Given data:
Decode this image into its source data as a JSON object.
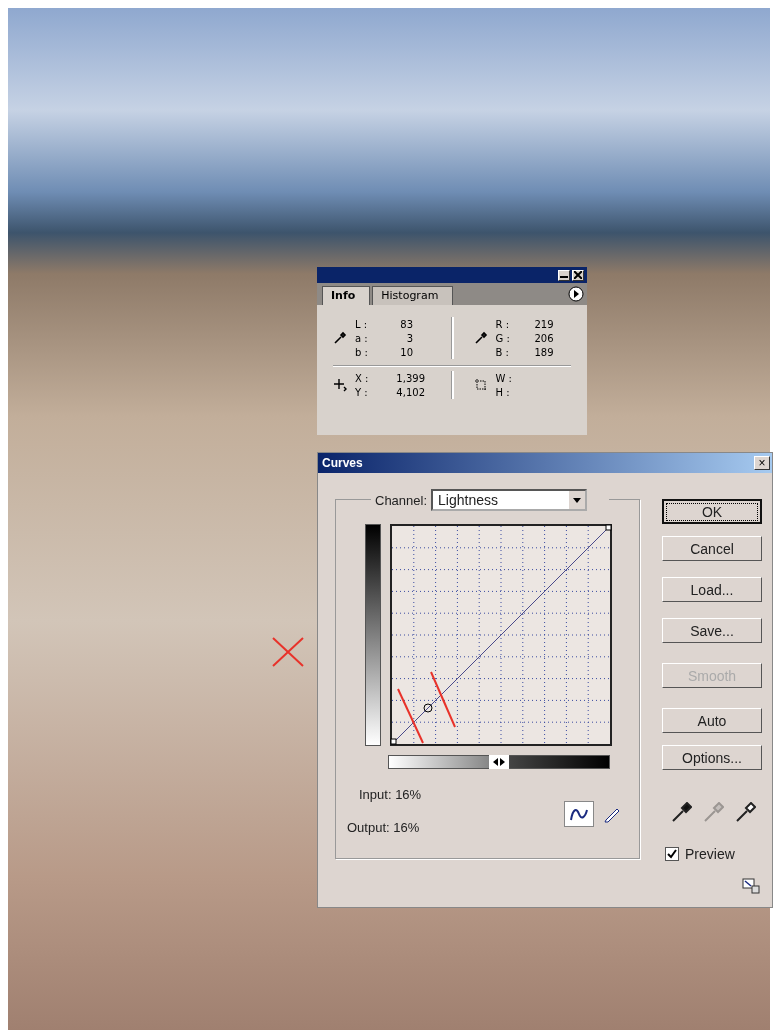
{
  "info_panel": {
    "tabs": [
      {
        "label": "Info",
        "selected": true
      },
      {
        "label": "Histogram",
        "selected": false
      }
    ],
    "lab": [
      {
        "label": "L :",
        "value": "83"
      },
      {
        "label": "a :",
        "value": "3"
      },
      {
        "label": "b :",
        "value": "10"
      }
    ],
    "rgb": [
      {
        "label": "R :",
        "value": "219"
      },
      {
        "label": "G :",
        "value": "206"
      },
      {
        "label": "B :",
        "value": "189"
      }
    ],
    "position": [
      {
        "label": "X :",
        "value": "1,399"
      },
      {
        "label": "Y :",
        "value": "4,102"
      }
    ],
    "size": [
      {
        "label": "W :"
      },
      {
        "label": "H :"
      }
    ]
  },
  "curves_dialog": {
    "title": "Curves",
    "close": "×",
    "channel_label": "Channel:",
    "channel_value": "Lightness",
    "buttons": [
      {
        "label": "OK",
        "default": true,
        "disabled": false
      },
      {
        "label": "Cancel",
        "default": false,
        "disabled": false
      },
      {
        "label": "Load...",
        "default": false,
        "disabled": false
      },
      {
        "label": "Save...",
        "default": false,
        "disabled": false
      },
      {
        "label": "Smooth",
        "default": false,
        "disabled": true
      },
      {
        "label": "Auto",
        "default": false,
        "disabled": false
      },
      {
        "label": "Options...",
        "default": false,
        "disabled": false
      }
    ],
    "input": "Input: 16%",
    "output": "Output: 16%",
    "curve_tools": [
      {
        "kind": "curve",
        "selected": true
      },
      {
        "kind": "pencil",
        "selected": false
      }
    ],
    "eyedroppers": [
      {
        "kind": "black",
        "disabled": false
      },
      {
        "kind": "gray",
        "disabled": true
      },
      {
        "kind": "white",
        "disabled": false
      }
    ],
    "preview": {
      "label": "Preview",
      "checked": true
    }
  }
}
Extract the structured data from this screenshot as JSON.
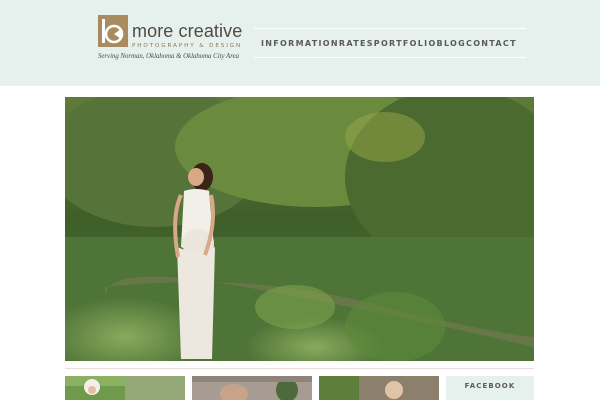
{
  "brand": {
    "name": "more creative",
    "subtitle": "PHOTOGRAPHY & DESIGN",
    "tagline": "Serving Norman, Oklahoma & Oklahoma City Area",
    "icon": "b-camera-logo-icon"
  },
  "nav": {
    "items": [
      {
        "label": "INFORMATION"
      },
      {
        "label": "RATES"
      },
      {
        "label": "PORTFOLIO"
      },
      {
        "label": "BLOG"
      },
      {
        "label": "CONTACT"
      }
    ]
  },
  "sidebar": {
    "facebook_label": "FACEBOOK"
  },
  "colors": {
    "header_bg": "#e6f0ec",
    "logo_gold": "#a88b5f",
    "nav_text": "#5c5a55",
    "divider": "#e9ded7"
  }
}
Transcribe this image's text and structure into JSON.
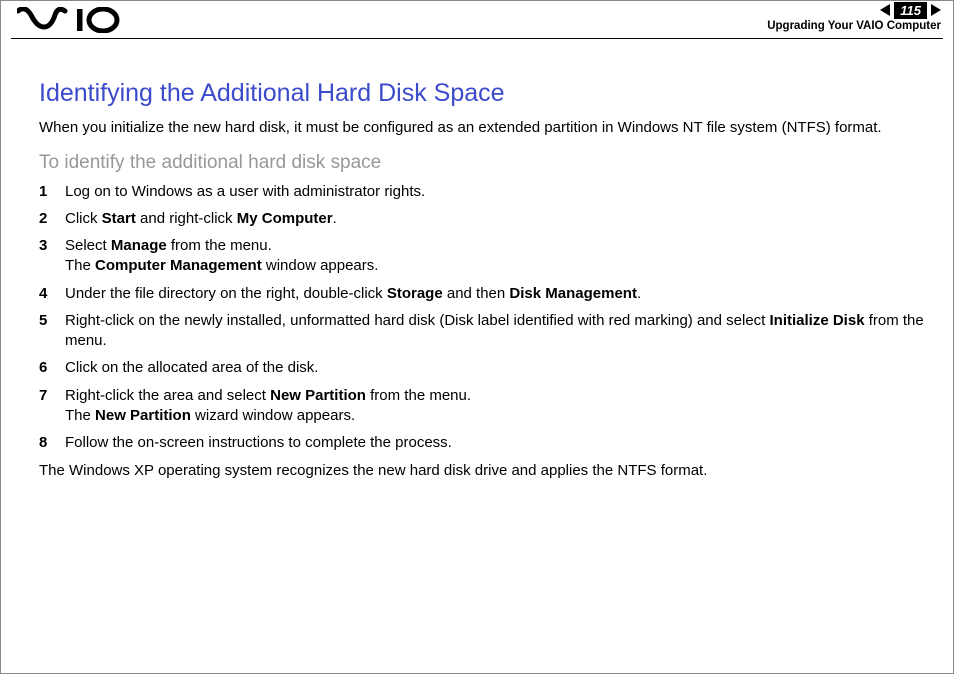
{
  "header": {
    "page_number": "115",
    "breadcrumb": "Upgrading Your VAIO Computer"
  },
  "content": {
    "title": "Identifying the Additional Hard Disk Space",
    "intro": "When you initialize the new hard disk, it must be configured as an extended partition in Windows NT file system (NTFS) format.",
    "subtitle": "To identify the additional hard disk space",
    "steps": [
      {
        "n": "1",
        "parts": [
          {
            "t": "Log on to Windows as a user with administrator rights.",
            "b": false
          }
        ]
      },
      {
        "n": "2",
        "parts": [
          {
            "t": "Click ",
            "b": false
          },
          {
            "t": "Start",
            "b": true
          },
          {
            "t": " and right-click ",
            "b": false
          },
          {
            "t": "My Computer",
            "b": true
          },
          {
            "t": ".",
            "b": false
          }
        ]
      },
      {
        "n": "3",
        "parts": [
          {
            "t": "Select ",
            "b": false
          },
          {
            "t": "Manage",
            "b": true
          },
          {
            "t": " from the menu.",
            "b": false
          },
          {
            "t": "\n",
            "b": false
          },
          {
            "t": "The ",
            "b": false
          },
          {
            "t": "Computer Management",
            "b": true
          },
          {
            "t": " window appears.",
            "b": false
          }
        ]
      },
      {
        "n": "4",
        "parts": [
          {
            "t": "Under the file directory on the right, double-click ",
            "b": false
          },
          {
            "t": "Storage",
            "b": true
          },
          {
            "t": " and then ",
            "b": false
          },
          {
            "t": "Disk Management",
            "b": true
          },
          {
            "t": ".",
            "b": false
          }
        ]
      },
      {
        "n": "5",
        "parts": [
          {
            "t": "Right-click on the newly installed, unformatted hard disk (Disk label identified with red marking) and select ",
            "b": false
          },
          {
            "t": "Initialize Disk",
            "b": true
          },
          {
            "t": " from the menu.",
            "b": false
          }
        ]
      },
      {
        "n": "6",
        "parts": [
          {
            "t": "Click on the allocated area of the disk.",
            "b": false
          }
        ]
      },
      {
        "n": "7",
        "parts": [
          {
            "t": "Right-click the area and select ",
            "b": false
          },
          {
            "t": "New Partition",
            "b": true
          },
          {
            "t": " from the menu.",
            "b": false
          },
          {
            "t": "\n",
            "b": false
          },
          {
            "t": "The ",
            "b": false
          },
          {
            "t": "New Partition",
            "b": true
          },
          {
            "t": " wizard window appears.",
            "b": false
          }
        ]
      },
      {
        "n": "8",
        "parts": [
          {
            "t": "Follow the on-screen instructions to complete the process.",
            "b": false
          }
        ]
      }
    ],
    "closing": "The Windows XP operating system recognizes the new hard disk drive and applies the NTFS format."
  }
}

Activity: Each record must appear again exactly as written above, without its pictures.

Response to the task:
Decode this image into its source data as a JSON object.
{
  "info_panel": {
    "tabs": [
      {
        "label": "Info",
        "selected": true
      },
      {
        "label": "Histogram",
        "selected": false
      }
    ],
    "lab": [
      {
        "label": "L :",
        "value": "83"
      },
      {
        "label": "a :",
        "value": "3"
      },
      {
        "label": "b :",
        "value": "10"
      }
    ],
    "rgb": [
      {
        "label": "R :",
        "value": "219"
      },
      {
        "label": "G :",
        "value": "206"
      },
      {
        "label": "B :",
        "value": "189"
      }
    ],
    "position": [
      {
        "label": "X :",
        "value": "1,399"
      },
      {
        "label": "Y :",
        "value": "4,102"
      }
    ],
    "size": [
      {
        "label": "W :"
      },
      {
        "label": "H :"
      }
    ]
  },
  "curves_dialog": {
    "title": "Curves",
    "close": "×",
    "channel_label": "Channel:",
    "channel_value": "Lightness",
    "buttons": [
      {
        "label": "OK",
        "default": true,
        "disabled": false
      },
      {
        "label": "Cancel",
        "default": false,
        "disabled": false
      },
      {
        "label": "Load...",
        "default": false,
        "disabled": false
      },
      {
        "label": "Save...",
        "default": false,
        "disabled": false
      },
      {
        "label": "Smooth",
        "default": false,
        "disabled": true
      },
      {
        "label": "Auto",
        "default": false,
        "disabled": false
      },
      {
        "label": "Options...",
        "default": false,
        "disabled": false
      }
    ],
    "input": "Input: 16%",
    "output": "Output: 16%",
    "curve_tools": [
      {
        "kind": "curve",
        "selected": true
      },
      {
        "kind": "pencil",
        "selected": false
      }
    ],
    "eyedroppers": [
      {
        "kind": "black",
        "disabled": false
      },
      {
        "kind": "gray",
        "disabled": true
      },
      {
        "kind": "white",
        "disabled": false
      }
    ],
    "preview": {
      "label": "Preview",
      "checked": true
    }
  }
}
Extract the structured data from this screenshot as JSON.
{
  "brand": {
    "name": "more creative",
    "subtitle": "PHOTOGRAPHY & DESIGN",
    "tagline": "Serving Norman, Oklahoma & Oklahoma City Area",
    "icon": "b-camera-logo-icon"
  },
  "nav": {
    "items": [
      {
        "label": "INFORMATION"
      },
      {
        "label": "RATES"
      },
      {
        "label": "PORTFOLIO"
      },
      {
        "label": "BLOG"
      },
      {
        "label": "CONTACT"
      }
    ]
  },
  "sidebar": {
    "facebook_label": "FACEBOOK"
  },
  "colors": {
    "header_bg": "#e6f0ec",
    "logo_gold": "#a88b5f",
    "nav_text": "#5c5a55",
    "divider": "#e9ded7"
  }
}
Transcribe this image's text and structure into JSON.
{
  "header": {
    "page_number": "115",
    "breadcrumb": "Upgrading Your VAIO Computer"
  },
  "content": {
    "title": "Identifying the Additional Hard Disk Space",
    "intro": "When you initialize the new hard disk, it must be configured as an extended partition in Windows NT file system (NTFS) format.",
    "subtitle": "To identify the additional hard disk space",
    "steps": [
      {
        "n": "1",
        "parts": [
          {
            "t": "Log on to Windows as a user with administrator rights.",
            "b": false
          }
        ]
      },
      {
        "n": "2",
        "parts": [
          {
            "t": "Click ",
            "b": false
          },
          {
            "t": "Start",
            "b": true
          },
          {
            "t": " and right-click ",
            "b": false
          },
          {
            "t": "My Computer",
            "b": true
          },
          {
            "t": ".",
            "b": false
          }
        ]
      },
      {
        "n": "3",
        "parts": [
          {
            "t": "Select ",
            "b": false
          },
          {
            "t": "Manage",
            "b": true
          },
          {
            "t": " from the menu.",
            "b": false
          },
          {
            "t": "\n",
            "b": false
          },
          {
            "t": "The ",
            "b": false
          },
          {
            "t": "Computer Management",
            "b": true
          },
          {
            "t": " window appears.",
            "b": false
          }
        ]
      },
      {
        "n": "4",
        "parts": [
          {
            "t": "Under the file directory on the right, double-click ",
            "b": false
          },
          {
            "t": "Storage",
            "b": true
          },
          {
            "t": " and then ",
            "b": false
          },
          {
            "t": "Disk Management",
            "b": true
          },
          {
            "t": ".",
            "b": false
          }
        ]
      },
      {
        "n": "5",
        "parts": [
          {
            "t": "Right-click on the newly installed, unformatted hard disk (Disk label identified with red marking) and select ",
            "b": false
          },
          {
            "t": "Initialize Disk",
            "b": true
          },
          {
            "t": " from the menu.",
            "b": false
          }
        ]
      },
      {
        "n": "6",
        "parts": [
          {
            "t": "Click on the allocated area of the disk.",
            "b": false
          }
        ]
      },
      {
        "n": "7",
        "parts": [
          {
            "t": "Right-click the area and select ",
            "b": false
          },
          {
            "t": "New Partition",
            "b": true
          },
          {
            "t": " from the menu.",
            "b": false
          },
          {
            "t": "\n",
            "b": false
          },
          {
            "t": "The ",
            "b": false
          },
          {
            "t": "New Partition",
            "b": true
          },
          {
            "t": " wizard window appears.",
            "b": false
          }
        ]
      },
      {
        "n": "8",
        "parts": [
          {
            "t": "Follow the on-screen instructions to complete the process.",
            "b": false
          }
        ]
      }
    ],
    "closing": "The Windows XP operating system recognizes the new hard disk drive and applies the NTFS format."
  }
}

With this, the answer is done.